> PROMPT
Restate the listing below with no word altered.

> DATA
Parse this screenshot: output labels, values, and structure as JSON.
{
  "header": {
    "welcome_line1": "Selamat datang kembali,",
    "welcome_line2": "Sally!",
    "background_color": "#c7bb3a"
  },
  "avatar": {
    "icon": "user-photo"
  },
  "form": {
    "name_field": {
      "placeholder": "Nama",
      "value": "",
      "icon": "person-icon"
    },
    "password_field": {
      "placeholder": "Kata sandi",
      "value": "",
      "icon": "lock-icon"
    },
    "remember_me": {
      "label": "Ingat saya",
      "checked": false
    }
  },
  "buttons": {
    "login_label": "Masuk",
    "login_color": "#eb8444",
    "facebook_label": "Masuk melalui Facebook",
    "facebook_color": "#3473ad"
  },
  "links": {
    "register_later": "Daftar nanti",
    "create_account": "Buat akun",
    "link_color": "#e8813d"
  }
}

> WRITTEN SOLUTION
Parse this screenshot: output labels, values, and structure as JSON.
{
  "header": {
    "welcome_line1": "Selamat datang kembali,",
    "welcome_line2": "Sally!",
    "background_color": "#c7bb3a"
  },
  "avatar": {
    "icon": "user-photo"
  },
  "form": {
    "name_field": {
      "placeholder": "Nama",
      "value": "",
      "icon": "person-icon"
    },
    "password_field": {
      "placeholder": "Kata sandi",
      "value": "",
      "icon": "lock-icon"
    },
    "remember_me": {
      "label": "Ingat saya",
      "checked": false
    }
  },
  "buttons": {
    "login_label": "Masuk",
    "login_color": "#eb8444",
    "facebook_label": "Masuk melalui Facebook",
    "facebook_color": "#3473ad"
  },
  "links": {
    "register_later": "Daftar nanti",
    "create_account": "Buat akun",
    "link_color": "#e8813d"
  }
}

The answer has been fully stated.